The Obama administration is honoring courageous women around the world and taking steps to promote gender equity in the United States.
At a ceremony at the State Department, Secretary of State Hillary Clinton underscored the administration's determination to defend the rights of women around the world. "We simply cannot solve the global problems confronting us from a worldwide financial crisis to the risks of climate change to chronic hunger, disease and poverty that sap the energies and talents of hundreds of millions of people when half the world's population is left behind," Clinton said.
The remarks came at an event honoring eight women who have displayed incredible courage in the fight for human rights in their homelands.
They include women from Afghanistan, Guatemala, Iraq, Malaysia and Niger. Others come from Russia, Uzbekistan and Yemen.
First Lady Michelle Obama told the gathering that they are an inspiration. "This is how real change occurs -- one determined woman at a time. And change is coming," she said.

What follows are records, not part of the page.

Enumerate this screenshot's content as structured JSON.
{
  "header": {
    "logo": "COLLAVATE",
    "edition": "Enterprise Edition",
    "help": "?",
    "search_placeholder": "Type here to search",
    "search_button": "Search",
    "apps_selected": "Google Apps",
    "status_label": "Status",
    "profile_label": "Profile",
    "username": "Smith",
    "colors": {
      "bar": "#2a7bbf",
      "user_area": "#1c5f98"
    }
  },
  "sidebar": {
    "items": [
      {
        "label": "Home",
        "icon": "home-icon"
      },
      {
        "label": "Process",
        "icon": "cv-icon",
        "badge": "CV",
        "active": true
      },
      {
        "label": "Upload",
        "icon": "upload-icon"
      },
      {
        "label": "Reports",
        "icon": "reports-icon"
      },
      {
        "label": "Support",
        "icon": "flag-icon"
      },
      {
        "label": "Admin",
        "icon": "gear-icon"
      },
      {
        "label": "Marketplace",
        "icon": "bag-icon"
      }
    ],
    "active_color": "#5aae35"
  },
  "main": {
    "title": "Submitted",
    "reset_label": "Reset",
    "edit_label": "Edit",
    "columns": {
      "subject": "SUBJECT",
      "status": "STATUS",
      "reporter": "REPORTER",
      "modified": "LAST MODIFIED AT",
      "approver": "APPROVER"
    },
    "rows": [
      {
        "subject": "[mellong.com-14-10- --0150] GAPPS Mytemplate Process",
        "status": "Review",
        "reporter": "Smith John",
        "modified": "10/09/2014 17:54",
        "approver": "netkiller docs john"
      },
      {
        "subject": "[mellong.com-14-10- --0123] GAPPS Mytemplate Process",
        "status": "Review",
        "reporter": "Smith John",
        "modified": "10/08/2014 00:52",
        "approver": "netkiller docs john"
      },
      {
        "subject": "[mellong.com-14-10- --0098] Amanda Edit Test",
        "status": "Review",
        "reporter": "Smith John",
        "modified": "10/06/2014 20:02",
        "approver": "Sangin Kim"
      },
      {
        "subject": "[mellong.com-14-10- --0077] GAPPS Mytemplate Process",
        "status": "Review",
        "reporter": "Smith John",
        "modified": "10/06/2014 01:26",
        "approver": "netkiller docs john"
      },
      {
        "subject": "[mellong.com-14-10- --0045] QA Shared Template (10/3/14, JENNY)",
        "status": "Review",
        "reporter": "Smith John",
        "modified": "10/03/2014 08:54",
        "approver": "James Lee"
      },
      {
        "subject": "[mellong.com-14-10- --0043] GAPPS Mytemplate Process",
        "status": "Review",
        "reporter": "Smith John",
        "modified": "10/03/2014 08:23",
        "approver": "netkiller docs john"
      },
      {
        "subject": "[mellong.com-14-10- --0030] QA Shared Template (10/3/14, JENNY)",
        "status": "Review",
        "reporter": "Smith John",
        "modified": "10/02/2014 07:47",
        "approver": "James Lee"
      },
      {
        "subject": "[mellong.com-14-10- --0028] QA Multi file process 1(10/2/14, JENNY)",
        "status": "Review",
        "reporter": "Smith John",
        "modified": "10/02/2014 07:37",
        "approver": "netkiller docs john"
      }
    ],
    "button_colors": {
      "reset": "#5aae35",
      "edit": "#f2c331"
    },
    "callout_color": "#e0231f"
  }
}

Malaysian lawyer and human rights activist Ambiga Sreenevasan spoke on behalf of all eight recipients of the Secretary of State's Award for International Women of Courage. "Ours is a message of hope that something has been achieved, despite the odds," she said.
Earlier, President Barack Obama honored American women of accomplishment at the White House.
He said the United States still has work to do to live up to the promise of true equality for all, especially in the area of equal pay. And he announced he is creating a White House panel to coordinate policy across the government affecting women and girls. "It's a council with a mission that dates back to our founding -- to fulfill the promise of our democracy for all our people," the president said.
He cited the women in his own life, a single mother who struggled to get an education while raising two children, a grandmother who could only go so far in her banking career because of her gender, and a wife who has struggled to balance work and family. "In so many ways, the stories of the women in my life were the stories of women across this country -- a story of unyielding progress and also untapped potential," he said.
The president has also named a new ambassador-at-large for international women's issues. She is Melanne Verveer, who currently heads a non-profit group that grooms women for leadership roles around the world.
The following is a list of the women honored Wednesday at the State Department. All the 2009 recipients of the Secretary of State's International Women of Courage Awards were at the ceremony except for Reem Al Numery from Yemen.
Ms. Wazhma Frogh (Afghanistan)
Wazhma Frogh is the Afghanistan Country Director for the NGO Global Rights and a dynamic leader in the fight against domestic violence, marital and child rape, and sexual abuse in Afghanistan.
Ms. Norma Cruz (Guatemala)
Norma Cruz is on the forefront of women who are fighting on behalf of victims of violence and sexual abuse. As director of the NGO Survivors Foundation, Ms. Cruz combats the widespread impunity that too often accompanies the endemic violence against women in Guatemala.
Ms. Suaad Allami (Iraq)
A prominent lawyer, Suaad Allami fights against the erosion of women's rights and defends the most disadvantaged. She founded the NGO Women for Progress and the Sadr City Women's Center, which offers free medical care, literacy education, vocational training, and legislative advocacy. She has accepted a Humphrey Fellowship from the State Department for academic year 2009-2010.
Ms. Ambiga Sreenevasan (Malaysia)
An accomplished lawyer who became President of the Malaysian Bar Council, Ambiga Sreenevasan masterfully uses the rule of law to advance human rights, the status of women, and religious tolerance. In the face of death threats and intimidation, Ms. Ambiga has emerged as a strong voice of tolerance and justice.
Ms. Hadizatou Mani (Niger)
Sold to a "master" at the age of 12 for the equivalent of $500, Hadizatou Mani persevered in gaining her freedom and helped pave the way for others trapped in similar circumstances to seek justice. Through her valiant efforts, persistence, and refusal to succumb to social pressure to abandon her case, she won a historic, precedent-setting decision in the Economic Community of West African States (ECOWAS) Court of Justice that condemned her enslavement.
Ms. Veronika Marchenko (Russia)
Veronika Marchenko is the head of the NGO Mother's Right, and has demonstrated exceptional bravery and leadership in exposing the truth surrounding the disturbing peacetime deaths within the Russian armed forces. Ms. Marchenko has successfully sought justice on behalf of bereaved families of servicemen who died as a result of cruel and inhumane conditions.
Ms. Mutabar Tadjibayeva (Uzbekistan)
Imprisoned for criticizing her government's handling of events surrounding the 2005 violence in the city of Andijon, Mutabar Tadjibayeva refuses to be silenced. She has returned to human rights advocacy, and remains a fearless critic of human rights abuses.
Ms. Reem Al Numery (Yemen)
When she was 12, Reem Al Numery had her childhood cut short when she was forced to marry her 30-year -old cousin. She has emerged as a strong and brave voice on behalf of other girls facing a similar fate. Her courage has inspired a widespread drive against child marriages in Yemen.